Mitsubishi Team boss Hiroshi Masuoka told Chasing Cars that it was his expectation the Ralliart brand would be applied to all “representative” models including the Triton. And that the Asia Cross Country Rally-winning Triton AXCR would pioneer features seen in a production Ralliart version.

Mitsubishi is expected to produce a Ralliart version of the Triton

“The important point is, to make it to the goal in any conditions so we focused on the suspension, differentials and engine torque. We’ll also focus on how comfortable it is to drive,” Masuoka said.

“We have to get to the finish but it’s a production car class and it proves the road car capability. You take the winning car, learn from that and put it into the next generation.”

Race car features that could form the basis of a Triton Ralliart include toughened suspension and brakes, a retuned engine, high-flow exhaust, trick diffs, and unique wheels and tyres.

While the company is still finalising exactly how it will roll out the revenant Ralliart badge, global marketing and sales executive officer John Signoriello said the company was taking any Ralliart vehicle, including the Triton, very seriously.

“We have to be realistic. Performance is powertrain but it’s also other things as well. This is about a complete package and there’s no doubt we need to do it properly,” Signoriello said. 

“Ralliart is a very proud name and we need to do it justice.”

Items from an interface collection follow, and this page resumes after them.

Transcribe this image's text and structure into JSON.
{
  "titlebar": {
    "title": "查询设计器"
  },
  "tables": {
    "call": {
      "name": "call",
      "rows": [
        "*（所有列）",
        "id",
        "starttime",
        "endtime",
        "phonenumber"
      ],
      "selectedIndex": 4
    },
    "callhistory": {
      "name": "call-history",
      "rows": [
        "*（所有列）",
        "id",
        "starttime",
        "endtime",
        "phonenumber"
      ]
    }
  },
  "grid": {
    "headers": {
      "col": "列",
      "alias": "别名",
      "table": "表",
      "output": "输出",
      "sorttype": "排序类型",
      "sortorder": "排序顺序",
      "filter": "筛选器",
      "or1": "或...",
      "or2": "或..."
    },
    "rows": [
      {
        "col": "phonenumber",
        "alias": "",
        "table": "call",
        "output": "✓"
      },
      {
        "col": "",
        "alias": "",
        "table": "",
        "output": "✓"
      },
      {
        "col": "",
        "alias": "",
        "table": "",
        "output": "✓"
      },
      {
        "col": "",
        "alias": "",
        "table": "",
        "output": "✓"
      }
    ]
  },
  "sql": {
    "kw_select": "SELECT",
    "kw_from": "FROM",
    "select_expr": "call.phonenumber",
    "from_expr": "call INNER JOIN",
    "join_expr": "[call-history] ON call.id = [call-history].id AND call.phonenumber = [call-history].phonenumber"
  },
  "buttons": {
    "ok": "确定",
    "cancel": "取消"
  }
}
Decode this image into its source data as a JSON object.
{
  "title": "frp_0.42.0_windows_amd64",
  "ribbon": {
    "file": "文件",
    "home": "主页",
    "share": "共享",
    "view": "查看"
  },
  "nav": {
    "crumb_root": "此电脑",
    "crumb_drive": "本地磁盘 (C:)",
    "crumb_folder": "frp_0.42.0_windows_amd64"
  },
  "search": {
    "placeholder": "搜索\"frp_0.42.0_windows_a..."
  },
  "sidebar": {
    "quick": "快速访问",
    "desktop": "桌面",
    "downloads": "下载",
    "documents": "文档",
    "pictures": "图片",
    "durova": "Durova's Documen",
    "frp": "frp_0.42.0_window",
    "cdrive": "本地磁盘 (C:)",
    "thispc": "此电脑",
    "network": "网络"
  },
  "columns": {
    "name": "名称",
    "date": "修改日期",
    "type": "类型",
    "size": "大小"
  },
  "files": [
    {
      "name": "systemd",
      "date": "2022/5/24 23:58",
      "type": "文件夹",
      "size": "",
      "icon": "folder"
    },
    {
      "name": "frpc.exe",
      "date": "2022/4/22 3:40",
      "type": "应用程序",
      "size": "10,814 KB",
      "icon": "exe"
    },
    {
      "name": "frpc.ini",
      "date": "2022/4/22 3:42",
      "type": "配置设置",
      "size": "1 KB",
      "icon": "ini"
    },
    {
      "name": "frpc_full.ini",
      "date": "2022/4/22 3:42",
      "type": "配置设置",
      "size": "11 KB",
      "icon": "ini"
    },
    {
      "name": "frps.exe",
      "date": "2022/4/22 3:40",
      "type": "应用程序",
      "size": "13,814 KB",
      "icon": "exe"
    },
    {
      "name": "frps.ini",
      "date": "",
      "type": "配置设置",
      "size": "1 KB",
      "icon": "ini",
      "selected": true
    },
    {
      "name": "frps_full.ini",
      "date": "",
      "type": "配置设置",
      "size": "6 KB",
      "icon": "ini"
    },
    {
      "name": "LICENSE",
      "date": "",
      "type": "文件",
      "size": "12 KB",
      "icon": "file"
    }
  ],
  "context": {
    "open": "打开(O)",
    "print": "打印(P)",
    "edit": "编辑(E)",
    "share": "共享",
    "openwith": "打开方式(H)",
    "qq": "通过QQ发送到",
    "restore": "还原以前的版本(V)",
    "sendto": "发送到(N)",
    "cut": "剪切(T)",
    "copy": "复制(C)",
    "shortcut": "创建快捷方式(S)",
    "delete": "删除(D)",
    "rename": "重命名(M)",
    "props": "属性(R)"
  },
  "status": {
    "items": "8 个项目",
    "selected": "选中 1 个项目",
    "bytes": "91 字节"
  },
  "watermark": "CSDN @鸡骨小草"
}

Either way, a very different and evolved Triton will follow the more traditional diesel varieties that are expected to herald the new model later this year. When asked why Mitsubishi regards an involvement in motorsport to be important, Masuoka simply replied “To make a good car”.